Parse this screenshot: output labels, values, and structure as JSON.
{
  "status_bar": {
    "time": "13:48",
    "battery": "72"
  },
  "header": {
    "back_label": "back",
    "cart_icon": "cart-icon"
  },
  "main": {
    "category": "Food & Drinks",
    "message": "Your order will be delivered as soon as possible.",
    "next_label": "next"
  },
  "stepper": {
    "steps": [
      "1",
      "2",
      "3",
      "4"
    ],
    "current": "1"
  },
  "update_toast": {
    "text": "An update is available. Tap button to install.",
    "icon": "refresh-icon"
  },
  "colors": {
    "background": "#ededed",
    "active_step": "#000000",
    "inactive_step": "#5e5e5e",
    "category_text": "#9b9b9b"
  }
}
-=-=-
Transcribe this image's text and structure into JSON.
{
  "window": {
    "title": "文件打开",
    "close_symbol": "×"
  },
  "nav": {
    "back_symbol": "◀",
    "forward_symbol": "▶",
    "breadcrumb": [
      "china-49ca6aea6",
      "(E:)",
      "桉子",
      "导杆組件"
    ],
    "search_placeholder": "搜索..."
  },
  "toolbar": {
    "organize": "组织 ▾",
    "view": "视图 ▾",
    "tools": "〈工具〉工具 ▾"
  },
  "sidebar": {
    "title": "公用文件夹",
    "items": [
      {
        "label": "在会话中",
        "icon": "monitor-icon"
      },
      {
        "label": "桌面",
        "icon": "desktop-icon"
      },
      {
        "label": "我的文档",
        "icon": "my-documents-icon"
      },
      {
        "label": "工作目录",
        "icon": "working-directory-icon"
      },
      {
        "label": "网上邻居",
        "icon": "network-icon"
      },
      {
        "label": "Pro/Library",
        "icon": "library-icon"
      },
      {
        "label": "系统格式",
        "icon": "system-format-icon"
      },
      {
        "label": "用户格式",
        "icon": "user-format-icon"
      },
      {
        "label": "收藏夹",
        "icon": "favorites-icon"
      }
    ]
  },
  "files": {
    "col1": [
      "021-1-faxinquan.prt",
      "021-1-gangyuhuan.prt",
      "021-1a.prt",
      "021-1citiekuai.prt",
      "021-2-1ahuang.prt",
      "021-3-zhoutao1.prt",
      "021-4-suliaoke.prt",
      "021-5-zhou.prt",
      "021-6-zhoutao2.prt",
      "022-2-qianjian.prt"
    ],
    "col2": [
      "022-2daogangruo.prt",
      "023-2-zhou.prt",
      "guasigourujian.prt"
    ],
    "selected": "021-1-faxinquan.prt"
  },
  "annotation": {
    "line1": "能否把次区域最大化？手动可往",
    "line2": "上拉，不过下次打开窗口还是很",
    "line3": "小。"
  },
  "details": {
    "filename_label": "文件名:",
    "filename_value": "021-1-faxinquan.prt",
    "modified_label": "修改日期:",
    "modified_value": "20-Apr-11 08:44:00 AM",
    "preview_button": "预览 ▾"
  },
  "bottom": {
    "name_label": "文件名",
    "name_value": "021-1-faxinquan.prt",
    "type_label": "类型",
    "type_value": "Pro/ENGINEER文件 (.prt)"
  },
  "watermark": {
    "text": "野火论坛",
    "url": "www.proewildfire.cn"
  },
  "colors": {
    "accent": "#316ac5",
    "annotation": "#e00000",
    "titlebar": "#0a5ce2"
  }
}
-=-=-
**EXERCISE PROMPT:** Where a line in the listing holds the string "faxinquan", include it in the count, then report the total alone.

**OUTPUT FOR THIS TASK:** 4